PROBLEM REQUIREMENTS: Read the records and gather each line that includes "name".

Interface dataset entries
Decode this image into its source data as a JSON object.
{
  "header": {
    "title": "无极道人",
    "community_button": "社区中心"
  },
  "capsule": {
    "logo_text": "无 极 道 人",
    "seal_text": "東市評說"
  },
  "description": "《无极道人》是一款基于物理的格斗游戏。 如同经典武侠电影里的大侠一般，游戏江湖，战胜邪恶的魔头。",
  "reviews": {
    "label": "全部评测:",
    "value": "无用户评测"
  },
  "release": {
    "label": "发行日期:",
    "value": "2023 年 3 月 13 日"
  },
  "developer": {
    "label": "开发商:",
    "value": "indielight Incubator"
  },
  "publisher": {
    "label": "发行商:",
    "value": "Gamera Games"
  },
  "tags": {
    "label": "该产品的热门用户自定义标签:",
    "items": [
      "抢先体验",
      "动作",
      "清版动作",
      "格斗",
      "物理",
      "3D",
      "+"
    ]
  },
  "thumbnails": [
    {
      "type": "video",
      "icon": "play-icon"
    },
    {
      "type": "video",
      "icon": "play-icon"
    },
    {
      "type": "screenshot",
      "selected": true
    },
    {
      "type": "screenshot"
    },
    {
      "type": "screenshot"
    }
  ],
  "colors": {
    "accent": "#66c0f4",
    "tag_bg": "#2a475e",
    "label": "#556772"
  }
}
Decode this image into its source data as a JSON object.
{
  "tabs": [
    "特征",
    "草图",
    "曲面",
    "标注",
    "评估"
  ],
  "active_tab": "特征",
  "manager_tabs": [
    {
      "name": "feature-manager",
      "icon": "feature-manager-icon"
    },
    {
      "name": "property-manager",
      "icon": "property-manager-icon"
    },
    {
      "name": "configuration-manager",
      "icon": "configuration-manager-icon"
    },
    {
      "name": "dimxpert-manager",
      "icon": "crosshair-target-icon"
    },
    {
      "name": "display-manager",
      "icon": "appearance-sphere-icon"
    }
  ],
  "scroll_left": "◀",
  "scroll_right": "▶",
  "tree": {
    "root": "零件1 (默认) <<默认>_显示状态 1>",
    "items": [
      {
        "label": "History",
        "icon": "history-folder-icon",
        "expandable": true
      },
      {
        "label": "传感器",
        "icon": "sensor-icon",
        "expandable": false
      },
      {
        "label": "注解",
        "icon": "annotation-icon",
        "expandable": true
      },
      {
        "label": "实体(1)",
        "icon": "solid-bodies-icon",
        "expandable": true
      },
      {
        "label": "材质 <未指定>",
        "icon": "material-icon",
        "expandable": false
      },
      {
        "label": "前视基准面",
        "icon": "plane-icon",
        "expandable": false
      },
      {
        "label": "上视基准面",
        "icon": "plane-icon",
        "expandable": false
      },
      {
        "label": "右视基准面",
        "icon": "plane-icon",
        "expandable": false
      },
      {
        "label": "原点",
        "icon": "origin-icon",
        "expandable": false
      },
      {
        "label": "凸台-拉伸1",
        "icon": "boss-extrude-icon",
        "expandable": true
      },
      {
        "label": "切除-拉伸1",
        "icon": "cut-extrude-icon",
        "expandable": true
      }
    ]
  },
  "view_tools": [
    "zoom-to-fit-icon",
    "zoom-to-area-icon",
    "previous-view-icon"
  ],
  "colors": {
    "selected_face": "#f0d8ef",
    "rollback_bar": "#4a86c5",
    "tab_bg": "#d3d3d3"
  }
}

WRITTEN ANSWER:
      "name": "feature-manager",
      "name": "property-manager",
      "name": "configuration-manager",
      "name": "dimxpert-manager",
      "name": "display-manager",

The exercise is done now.